▸ Required action: Using the records below, find every line that includes "count" and copy it.

Content starts

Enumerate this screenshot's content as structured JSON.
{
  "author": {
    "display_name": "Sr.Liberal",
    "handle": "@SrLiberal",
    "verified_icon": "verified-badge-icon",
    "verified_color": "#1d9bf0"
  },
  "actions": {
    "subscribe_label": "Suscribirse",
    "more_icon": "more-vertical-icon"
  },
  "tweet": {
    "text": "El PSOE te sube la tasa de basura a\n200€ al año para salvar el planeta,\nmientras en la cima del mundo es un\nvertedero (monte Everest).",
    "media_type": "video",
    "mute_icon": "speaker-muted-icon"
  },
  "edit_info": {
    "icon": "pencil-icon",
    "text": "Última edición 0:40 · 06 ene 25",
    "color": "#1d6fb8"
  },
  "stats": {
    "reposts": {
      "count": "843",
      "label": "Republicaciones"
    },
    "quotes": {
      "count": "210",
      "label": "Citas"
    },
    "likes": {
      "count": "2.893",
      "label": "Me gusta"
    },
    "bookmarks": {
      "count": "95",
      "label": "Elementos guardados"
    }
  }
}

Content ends

▸ Problem solution:
      "count": "843",
      "count": "210",
      "count": "2.893",
      "count": "95",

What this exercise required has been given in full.